Prompt:
Return each line in the records below that includes "Films".

Data for processing:
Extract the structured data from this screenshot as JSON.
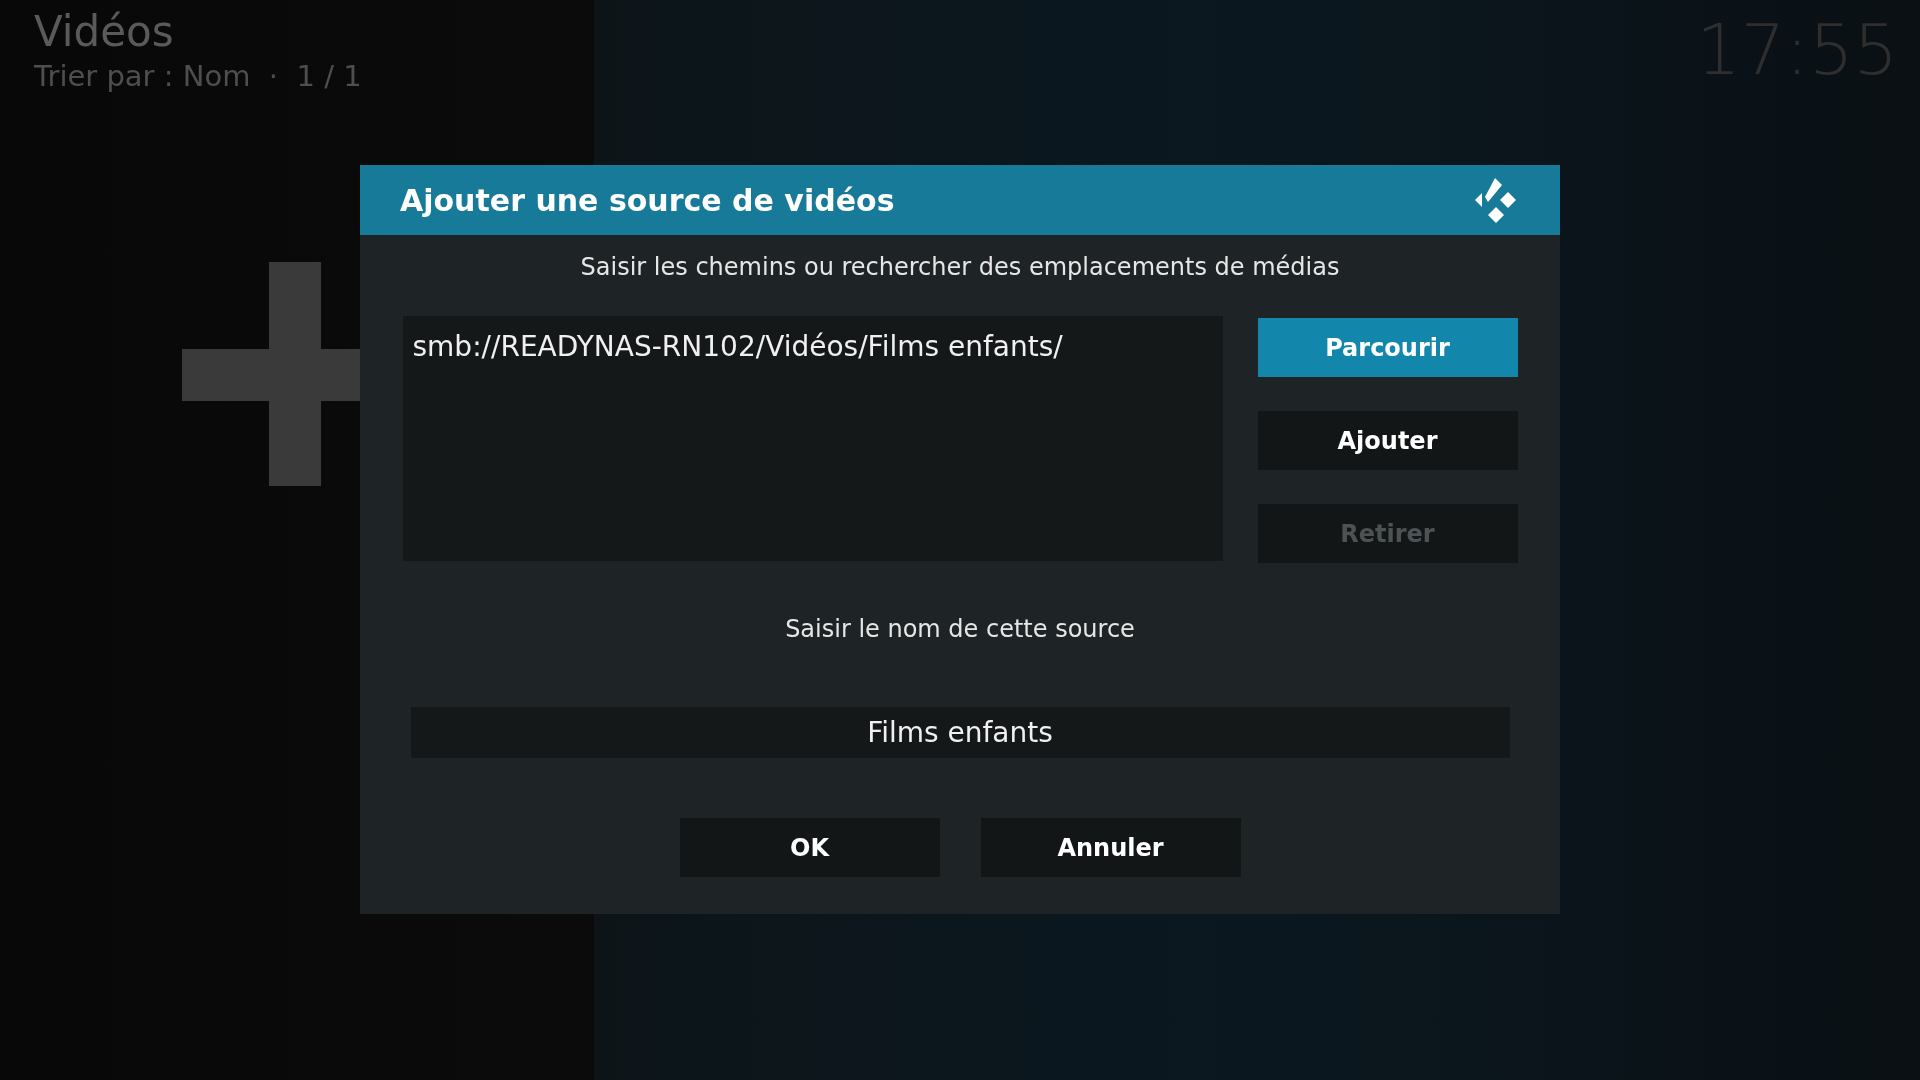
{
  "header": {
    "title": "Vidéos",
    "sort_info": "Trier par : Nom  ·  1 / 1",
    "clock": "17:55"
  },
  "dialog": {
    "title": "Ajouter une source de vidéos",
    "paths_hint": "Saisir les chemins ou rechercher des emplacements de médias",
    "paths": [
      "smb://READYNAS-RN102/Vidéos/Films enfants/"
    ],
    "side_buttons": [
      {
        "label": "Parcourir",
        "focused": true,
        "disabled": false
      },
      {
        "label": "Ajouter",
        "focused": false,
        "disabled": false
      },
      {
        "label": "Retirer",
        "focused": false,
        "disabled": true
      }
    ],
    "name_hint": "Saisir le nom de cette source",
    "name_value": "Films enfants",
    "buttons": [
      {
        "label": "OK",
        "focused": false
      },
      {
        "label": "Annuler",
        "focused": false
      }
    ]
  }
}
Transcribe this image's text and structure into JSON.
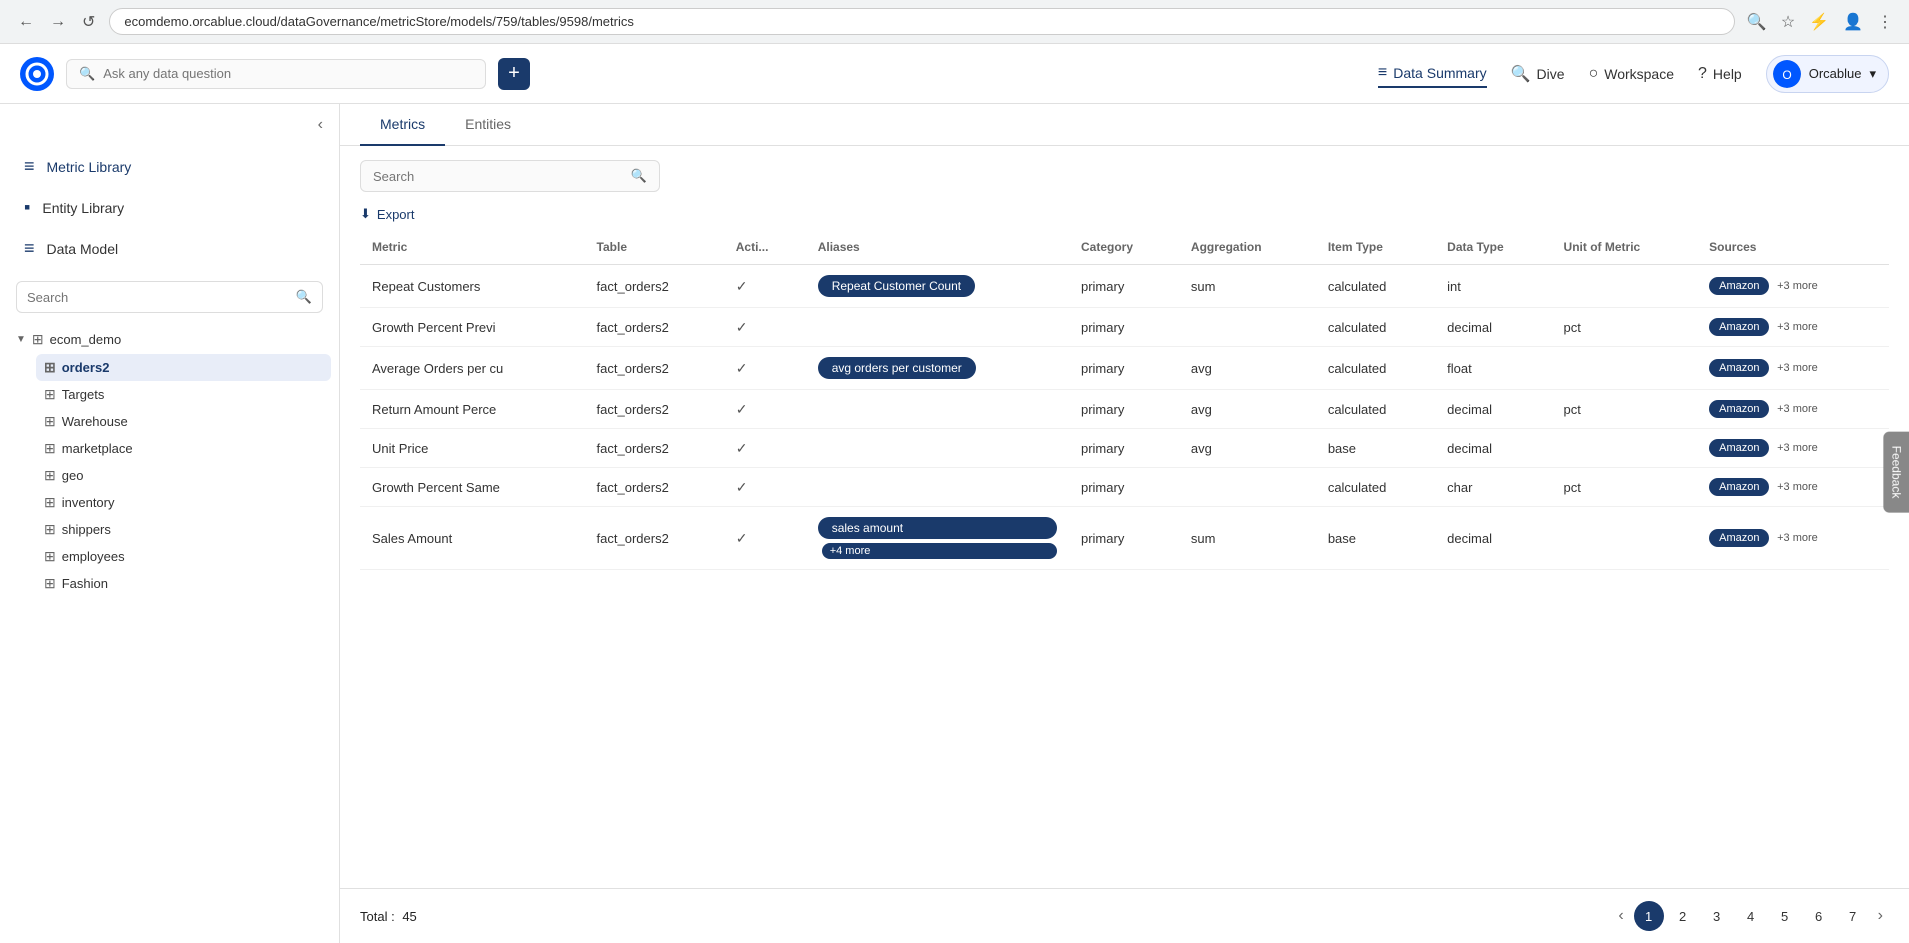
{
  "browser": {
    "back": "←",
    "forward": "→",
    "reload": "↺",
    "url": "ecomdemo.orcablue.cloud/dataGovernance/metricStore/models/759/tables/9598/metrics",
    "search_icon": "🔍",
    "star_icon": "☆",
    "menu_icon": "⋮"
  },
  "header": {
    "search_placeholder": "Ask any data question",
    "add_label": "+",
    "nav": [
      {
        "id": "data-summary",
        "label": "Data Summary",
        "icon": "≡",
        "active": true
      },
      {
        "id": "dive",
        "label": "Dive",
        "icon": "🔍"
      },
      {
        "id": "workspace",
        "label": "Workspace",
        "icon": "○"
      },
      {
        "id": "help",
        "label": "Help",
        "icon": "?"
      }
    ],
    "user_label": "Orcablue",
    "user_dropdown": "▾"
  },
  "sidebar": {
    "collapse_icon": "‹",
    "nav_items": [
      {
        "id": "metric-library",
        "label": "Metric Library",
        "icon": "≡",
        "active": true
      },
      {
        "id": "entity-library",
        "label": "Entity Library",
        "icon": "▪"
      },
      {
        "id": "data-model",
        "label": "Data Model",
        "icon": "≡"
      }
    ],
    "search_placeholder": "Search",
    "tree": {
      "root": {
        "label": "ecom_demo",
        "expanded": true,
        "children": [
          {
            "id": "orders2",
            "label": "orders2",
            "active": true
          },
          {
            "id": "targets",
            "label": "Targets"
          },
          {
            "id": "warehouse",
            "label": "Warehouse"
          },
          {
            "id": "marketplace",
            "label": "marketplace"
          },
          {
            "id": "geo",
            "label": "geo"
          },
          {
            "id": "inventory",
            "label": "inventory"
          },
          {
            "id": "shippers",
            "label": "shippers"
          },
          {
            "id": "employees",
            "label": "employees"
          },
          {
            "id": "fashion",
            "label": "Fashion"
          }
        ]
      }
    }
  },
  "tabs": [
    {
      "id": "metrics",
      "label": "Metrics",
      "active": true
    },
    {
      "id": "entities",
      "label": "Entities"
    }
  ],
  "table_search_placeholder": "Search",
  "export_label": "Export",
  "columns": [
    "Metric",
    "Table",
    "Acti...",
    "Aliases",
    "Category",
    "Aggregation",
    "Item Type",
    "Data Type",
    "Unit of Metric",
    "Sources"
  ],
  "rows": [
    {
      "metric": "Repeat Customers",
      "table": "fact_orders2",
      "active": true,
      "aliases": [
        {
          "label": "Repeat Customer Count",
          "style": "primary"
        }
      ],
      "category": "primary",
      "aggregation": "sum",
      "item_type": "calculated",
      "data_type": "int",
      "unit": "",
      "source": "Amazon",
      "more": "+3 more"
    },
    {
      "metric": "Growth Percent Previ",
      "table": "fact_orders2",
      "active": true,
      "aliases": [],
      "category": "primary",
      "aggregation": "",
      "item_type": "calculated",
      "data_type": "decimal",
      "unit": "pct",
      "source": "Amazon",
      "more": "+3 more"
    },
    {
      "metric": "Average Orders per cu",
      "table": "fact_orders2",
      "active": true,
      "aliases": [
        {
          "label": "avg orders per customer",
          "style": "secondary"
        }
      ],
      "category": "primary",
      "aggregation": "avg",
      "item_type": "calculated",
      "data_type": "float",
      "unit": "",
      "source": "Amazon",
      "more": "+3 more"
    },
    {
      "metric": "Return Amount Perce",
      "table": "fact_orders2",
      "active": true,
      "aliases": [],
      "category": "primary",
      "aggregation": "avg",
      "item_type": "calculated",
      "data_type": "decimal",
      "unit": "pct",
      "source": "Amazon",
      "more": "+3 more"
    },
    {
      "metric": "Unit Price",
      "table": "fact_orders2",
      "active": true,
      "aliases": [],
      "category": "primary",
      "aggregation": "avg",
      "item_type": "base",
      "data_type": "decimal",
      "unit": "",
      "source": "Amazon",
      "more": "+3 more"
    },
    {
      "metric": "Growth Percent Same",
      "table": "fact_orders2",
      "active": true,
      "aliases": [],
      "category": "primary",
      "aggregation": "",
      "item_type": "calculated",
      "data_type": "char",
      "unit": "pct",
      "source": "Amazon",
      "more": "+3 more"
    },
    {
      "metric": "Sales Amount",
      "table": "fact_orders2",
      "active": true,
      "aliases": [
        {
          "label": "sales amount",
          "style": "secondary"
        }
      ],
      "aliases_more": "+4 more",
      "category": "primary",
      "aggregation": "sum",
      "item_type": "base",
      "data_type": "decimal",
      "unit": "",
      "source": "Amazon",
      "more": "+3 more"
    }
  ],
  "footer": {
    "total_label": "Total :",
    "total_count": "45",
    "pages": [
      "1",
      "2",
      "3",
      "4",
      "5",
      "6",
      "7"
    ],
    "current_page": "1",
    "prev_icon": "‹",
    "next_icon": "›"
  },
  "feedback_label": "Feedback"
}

Solution to the problem:
      "smb://READYNAS-RN102/Vidéos/Films enfants/"
    "name_value": "Films enfants",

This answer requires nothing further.